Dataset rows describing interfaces
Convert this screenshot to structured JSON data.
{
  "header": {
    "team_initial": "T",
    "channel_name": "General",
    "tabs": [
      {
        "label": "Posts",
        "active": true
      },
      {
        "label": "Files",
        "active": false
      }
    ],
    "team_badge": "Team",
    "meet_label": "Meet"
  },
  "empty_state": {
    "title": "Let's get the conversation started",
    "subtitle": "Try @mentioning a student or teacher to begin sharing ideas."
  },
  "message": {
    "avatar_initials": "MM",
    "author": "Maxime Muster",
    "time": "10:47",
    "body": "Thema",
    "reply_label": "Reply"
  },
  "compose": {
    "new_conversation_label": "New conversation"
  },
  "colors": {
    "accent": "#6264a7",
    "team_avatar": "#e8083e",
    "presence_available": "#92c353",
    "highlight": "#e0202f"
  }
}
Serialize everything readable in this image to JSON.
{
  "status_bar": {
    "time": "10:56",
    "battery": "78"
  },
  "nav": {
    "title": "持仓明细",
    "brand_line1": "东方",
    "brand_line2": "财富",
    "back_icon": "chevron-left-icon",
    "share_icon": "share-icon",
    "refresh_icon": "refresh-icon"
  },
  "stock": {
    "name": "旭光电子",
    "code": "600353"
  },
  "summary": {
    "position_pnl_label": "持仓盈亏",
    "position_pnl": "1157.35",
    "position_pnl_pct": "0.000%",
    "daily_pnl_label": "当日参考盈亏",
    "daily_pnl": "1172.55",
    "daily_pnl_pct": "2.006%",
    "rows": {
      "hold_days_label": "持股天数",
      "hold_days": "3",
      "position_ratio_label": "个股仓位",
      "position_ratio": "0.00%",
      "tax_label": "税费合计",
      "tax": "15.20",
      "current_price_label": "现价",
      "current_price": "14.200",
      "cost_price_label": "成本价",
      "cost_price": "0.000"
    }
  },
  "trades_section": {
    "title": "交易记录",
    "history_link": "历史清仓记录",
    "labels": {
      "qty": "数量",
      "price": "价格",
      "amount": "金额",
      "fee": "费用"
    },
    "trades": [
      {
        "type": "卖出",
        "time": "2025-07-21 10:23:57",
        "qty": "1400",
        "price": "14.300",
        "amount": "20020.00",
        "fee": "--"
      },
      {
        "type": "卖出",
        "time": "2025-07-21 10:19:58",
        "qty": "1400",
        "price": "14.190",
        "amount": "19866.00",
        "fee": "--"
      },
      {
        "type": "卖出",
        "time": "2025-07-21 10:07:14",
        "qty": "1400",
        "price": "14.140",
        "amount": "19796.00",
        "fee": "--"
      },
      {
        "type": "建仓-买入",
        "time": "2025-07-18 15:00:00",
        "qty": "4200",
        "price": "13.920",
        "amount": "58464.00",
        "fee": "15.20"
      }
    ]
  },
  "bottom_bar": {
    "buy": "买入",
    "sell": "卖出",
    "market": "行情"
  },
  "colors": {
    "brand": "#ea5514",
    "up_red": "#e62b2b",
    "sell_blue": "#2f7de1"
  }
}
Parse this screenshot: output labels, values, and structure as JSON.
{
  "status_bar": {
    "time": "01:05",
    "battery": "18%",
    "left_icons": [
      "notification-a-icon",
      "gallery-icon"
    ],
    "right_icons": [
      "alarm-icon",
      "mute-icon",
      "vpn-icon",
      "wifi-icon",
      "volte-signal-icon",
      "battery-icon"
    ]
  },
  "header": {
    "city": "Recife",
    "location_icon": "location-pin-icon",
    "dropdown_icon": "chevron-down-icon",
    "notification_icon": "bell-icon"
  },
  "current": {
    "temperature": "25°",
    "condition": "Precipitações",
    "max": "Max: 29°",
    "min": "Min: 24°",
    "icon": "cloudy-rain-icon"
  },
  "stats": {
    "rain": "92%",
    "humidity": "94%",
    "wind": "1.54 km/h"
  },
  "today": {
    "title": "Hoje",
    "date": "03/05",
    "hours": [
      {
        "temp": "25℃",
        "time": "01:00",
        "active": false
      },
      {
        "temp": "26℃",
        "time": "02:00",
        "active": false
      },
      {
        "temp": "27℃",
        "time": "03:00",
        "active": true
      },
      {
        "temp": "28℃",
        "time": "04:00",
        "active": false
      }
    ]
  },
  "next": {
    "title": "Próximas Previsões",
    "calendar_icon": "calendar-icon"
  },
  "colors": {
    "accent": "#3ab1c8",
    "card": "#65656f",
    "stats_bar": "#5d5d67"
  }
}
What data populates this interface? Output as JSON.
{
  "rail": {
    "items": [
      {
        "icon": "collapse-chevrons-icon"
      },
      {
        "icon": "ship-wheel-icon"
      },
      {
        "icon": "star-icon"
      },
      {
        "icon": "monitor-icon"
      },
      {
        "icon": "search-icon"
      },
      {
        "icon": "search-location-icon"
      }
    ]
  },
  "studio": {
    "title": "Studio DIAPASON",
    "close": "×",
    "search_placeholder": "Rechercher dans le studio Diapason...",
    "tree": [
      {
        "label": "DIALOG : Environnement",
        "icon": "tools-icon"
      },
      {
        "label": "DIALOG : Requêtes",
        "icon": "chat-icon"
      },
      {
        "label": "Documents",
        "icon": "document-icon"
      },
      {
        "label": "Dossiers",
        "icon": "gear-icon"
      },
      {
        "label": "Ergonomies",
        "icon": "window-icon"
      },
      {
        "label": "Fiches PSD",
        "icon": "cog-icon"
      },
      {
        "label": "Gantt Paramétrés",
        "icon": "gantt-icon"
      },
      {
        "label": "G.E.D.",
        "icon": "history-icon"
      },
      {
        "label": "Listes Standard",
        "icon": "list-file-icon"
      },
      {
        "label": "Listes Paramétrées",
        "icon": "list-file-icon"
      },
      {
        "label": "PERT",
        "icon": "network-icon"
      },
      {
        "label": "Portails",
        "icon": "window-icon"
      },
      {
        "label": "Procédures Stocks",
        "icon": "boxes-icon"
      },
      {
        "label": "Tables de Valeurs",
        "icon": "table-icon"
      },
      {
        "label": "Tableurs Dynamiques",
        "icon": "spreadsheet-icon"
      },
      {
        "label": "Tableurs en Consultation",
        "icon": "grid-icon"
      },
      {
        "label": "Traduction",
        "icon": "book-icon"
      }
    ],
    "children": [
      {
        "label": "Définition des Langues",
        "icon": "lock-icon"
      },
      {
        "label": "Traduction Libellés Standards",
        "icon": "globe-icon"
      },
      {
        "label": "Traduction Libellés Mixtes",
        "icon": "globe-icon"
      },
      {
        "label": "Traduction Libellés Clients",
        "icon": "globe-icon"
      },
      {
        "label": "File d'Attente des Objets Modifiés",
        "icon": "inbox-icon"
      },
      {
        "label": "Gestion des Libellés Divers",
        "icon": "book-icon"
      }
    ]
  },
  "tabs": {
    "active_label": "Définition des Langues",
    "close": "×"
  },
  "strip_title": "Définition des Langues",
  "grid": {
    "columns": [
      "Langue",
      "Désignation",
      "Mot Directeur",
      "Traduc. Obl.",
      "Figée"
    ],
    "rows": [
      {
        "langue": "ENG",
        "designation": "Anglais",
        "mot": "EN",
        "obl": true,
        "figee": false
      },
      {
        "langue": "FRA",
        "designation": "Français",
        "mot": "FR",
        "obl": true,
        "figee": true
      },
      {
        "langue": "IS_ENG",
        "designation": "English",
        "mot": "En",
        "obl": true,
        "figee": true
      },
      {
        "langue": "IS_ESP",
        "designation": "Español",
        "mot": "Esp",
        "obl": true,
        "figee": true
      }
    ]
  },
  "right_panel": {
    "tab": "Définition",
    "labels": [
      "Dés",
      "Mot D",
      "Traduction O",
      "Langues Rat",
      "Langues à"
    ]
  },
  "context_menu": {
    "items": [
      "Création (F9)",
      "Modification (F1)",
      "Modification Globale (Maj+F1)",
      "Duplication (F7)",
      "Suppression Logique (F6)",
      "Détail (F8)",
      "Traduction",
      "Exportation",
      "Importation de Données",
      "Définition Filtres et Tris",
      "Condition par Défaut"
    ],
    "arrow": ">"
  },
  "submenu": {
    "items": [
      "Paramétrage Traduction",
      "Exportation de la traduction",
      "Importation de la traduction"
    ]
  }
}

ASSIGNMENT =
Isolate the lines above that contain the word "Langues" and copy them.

ANSWER =
        "label": "Définition des Langues",
    "active_label": "Définition des Langues",
  "strip_title": "Définition des Langues",
      "Langues Rat",
      "Langues à"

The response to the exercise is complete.